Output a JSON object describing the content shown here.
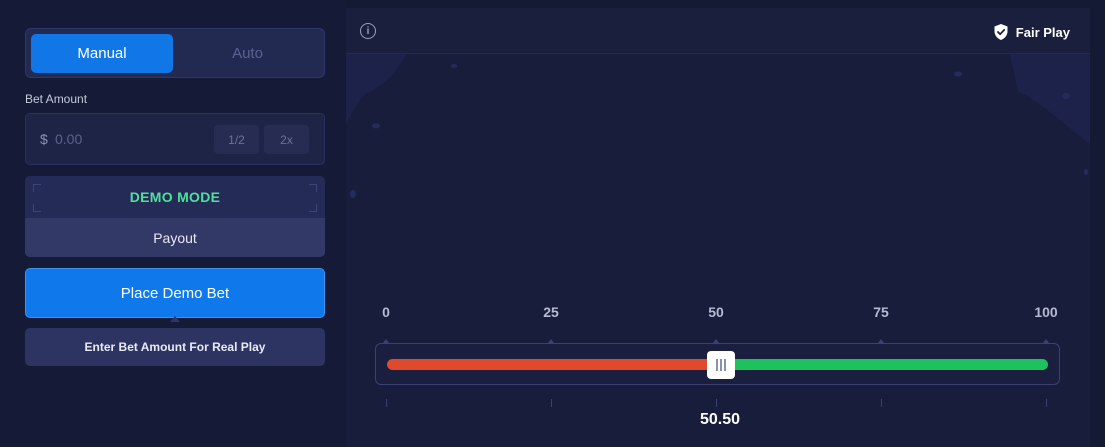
{
  "modes": {
    "manual_label": "Manual",
    "auto_label": "Auto",
    "active": "manual"
  },
  "bet": {
    "label": "Bet Amount",
    "currency_symbol": "$",
    "placeholder": "0.00",
    "value": "",
    "half_label": "1/2",
    "double_label": "2x"
  },
  "demo": {
    "mode_label": "DEMO MODE",
    "payout_label": "Payout"
  },
  "actions": {
    "place_bet_label": "Place Demo Bet",
    "real_play_hint": "Enter Bet Amount For Real Play"
  },
  "game": {
    "info_icon": "info-icon",
    "fair_play_icon": "shield-check-icon",
    "fair_play_label": "Fair Play"
  },
  "slider": {
    "ticks": [
      "0",
      "25",
      "50",
      "75",
      "100"
    ],
    "min": 0,
    "max": 100,
    "value": 50.5,
    "value_label": "50.50",
    "lose_color": "#e04a2c",
    "win_color": "#1ec25d"
  },
  "colors": {
    "accent": "#1277e6",
    "demo_green": "#4ee19a",
    "background": "#141a33"
  }
}
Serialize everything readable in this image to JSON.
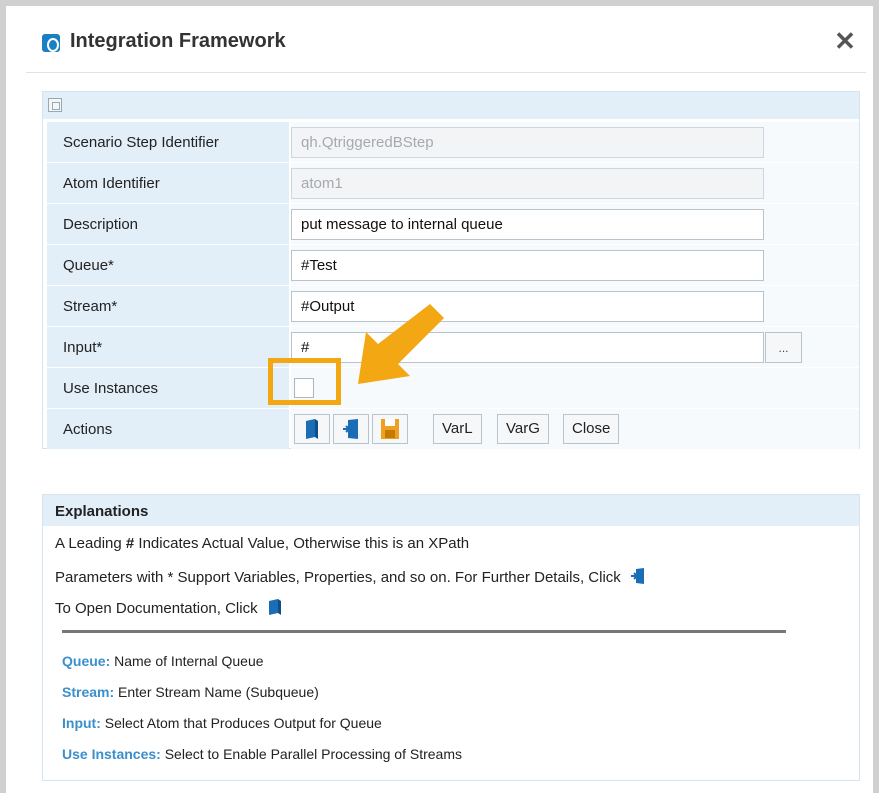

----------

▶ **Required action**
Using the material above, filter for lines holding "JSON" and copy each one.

▶ **Completed exercise**
Output a JSON object describing the content shown here.
Serialize everything readable in this image to JSON.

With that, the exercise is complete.